Some, like Germany, have more than answered the call. According to Angela Merkel, the country will accept as many as 800,000 refugees this year. Meanwhile, U.S. officials have cleared approximately 1,500 since 2011, with the majority arriving this year, according to The Guardian.
But that's not to say that U.S. lawmakers are ignoring the refugee's plight. America is still the largest donor in terms of Syrian relief, providing up to $4 billion in humanitarian aid, according to NPR. In addition to providing funds and resources, the United States has also given aid to countries that have large influxes of refugees, such as Jordan and Lebanon. Jordan, which has taken in over 650,000 refuges received $1 billion in loans to help combat the strain on resources, while Lebanon — which has taken in more than a million individuals — received $74 million.
And U.S. efforts to take more refugees are expected to increase as well. In August, the State Department announced that America would play host to between 5,000 to 8,000 refugees in the coming year. While it's a far cry from the 60,000 to 70,000 refugees that organizations like Oxfam America and the International Rescue Committee would like to see the country take in, it's still a significant increase.
The major issue with harboring more refugees lies within the strict screening process that individuals must undergo before they can enter the country. Refugees must be cleared by multiple agencies, including the Department of Defense and the FBI, and some lawmakers protest bringing in more refugees in light of safety concerns. According to The Guardian, in 2013, the United States only accepted 36 refugee applications.
It would appear the U.S. tactic for approaching the crisis is to offer relief and funds, but not resettlement opportunities. "What we're really committed to is helping to foster the kind of political transition inside Syria, so that it is a safe environment for Syrian people to return," State Department spokesman John Kirby told NPR in August.
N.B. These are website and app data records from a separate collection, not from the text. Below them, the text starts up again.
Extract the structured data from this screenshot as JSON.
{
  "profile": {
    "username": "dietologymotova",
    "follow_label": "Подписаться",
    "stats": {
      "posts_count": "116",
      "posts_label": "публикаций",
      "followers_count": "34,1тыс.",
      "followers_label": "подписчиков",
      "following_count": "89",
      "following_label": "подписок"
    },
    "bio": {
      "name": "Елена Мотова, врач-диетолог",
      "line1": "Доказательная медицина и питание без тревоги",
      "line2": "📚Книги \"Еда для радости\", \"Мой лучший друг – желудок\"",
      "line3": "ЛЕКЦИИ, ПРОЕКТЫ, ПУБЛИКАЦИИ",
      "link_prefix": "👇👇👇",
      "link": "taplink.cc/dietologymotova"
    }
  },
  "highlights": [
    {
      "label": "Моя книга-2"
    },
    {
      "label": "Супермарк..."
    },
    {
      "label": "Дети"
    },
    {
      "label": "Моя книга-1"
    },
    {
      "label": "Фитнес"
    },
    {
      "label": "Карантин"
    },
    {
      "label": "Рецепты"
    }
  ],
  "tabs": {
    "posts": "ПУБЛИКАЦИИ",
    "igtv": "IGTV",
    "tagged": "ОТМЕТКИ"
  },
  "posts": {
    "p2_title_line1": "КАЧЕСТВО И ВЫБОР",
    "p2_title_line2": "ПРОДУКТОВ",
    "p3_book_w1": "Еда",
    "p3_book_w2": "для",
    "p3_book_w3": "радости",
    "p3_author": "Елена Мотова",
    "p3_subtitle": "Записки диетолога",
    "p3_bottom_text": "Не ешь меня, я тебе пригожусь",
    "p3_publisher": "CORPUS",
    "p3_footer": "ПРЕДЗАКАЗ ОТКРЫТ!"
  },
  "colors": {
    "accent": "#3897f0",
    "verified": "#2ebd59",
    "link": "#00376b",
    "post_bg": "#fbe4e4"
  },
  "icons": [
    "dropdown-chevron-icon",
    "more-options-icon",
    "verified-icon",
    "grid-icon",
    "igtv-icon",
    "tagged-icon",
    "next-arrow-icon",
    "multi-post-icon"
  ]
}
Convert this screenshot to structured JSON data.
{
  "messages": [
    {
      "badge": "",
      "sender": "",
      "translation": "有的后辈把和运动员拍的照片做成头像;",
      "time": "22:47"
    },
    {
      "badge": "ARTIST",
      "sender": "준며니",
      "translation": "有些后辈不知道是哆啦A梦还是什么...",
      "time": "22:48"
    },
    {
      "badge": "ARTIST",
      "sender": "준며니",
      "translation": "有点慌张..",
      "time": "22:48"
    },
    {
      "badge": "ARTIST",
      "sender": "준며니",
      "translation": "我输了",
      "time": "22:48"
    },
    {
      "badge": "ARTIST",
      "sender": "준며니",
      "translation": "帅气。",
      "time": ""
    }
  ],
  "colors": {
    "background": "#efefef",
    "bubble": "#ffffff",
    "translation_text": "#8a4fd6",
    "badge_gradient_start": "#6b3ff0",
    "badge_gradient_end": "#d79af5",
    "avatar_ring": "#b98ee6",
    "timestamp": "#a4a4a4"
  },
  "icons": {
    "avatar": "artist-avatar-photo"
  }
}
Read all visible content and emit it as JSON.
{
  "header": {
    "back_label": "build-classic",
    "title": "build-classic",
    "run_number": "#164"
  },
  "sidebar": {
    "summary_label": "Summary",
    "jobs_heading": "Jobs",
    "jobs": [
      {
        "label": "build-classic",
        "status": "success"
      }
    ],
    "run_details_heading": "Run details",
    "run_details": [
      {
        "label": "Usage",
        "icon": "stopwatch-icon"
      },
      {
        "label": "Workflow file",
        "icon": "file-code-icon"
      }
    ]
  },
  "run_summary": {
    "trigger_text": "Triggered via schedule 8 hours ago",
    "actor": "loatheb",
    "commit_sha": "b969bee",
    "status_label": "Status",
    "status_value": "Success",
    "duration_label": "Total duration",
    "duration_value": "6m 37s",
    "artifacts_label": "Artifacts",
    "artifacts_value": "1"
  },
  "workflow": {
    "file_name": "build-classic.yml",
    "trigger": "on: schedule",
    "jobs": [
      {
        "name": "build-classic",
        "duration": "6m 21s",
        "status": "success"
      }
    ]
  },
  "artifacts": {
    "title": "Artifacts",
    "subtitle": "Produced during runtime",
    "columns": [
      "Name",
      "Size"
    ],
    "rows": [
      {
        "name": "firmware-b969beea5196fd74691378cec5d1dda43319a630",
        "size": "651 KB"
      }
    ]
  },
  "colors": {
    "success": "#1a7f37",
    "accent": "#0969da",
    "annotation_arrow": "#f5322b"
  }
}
But as Europe struggles to accommodate refugees, some U.S. lawmakers have called for increased aid and looser screening processes in order to expedite the process. “While the United States is the largest donor of humanitarian assistance to Syrian refugees, we must also dramatically increase the number of Syrian refugees that we accept for resettlement,” wrote a group of 14 senators in a letter to President Obama in May, according to The Hill. The group, led by Senate Minority Whip Dick Durbin, went on to say, "We urge your Administration to work to accept at least 50 percent of Syrian refugees whom UNHCR is seeking to resettle, consistent with our nation’s traditional practice under both Republican and Democratic presidents."
Though it is unlikely that America will ever match the number of refugees taken in by Germany, the Obama administration may be pressured by European allies into making further accommodations. But given the complexities of our current immigration system, introducing thousands of Syrian refugees into the country will likely be a difficult — and highly contentious — task.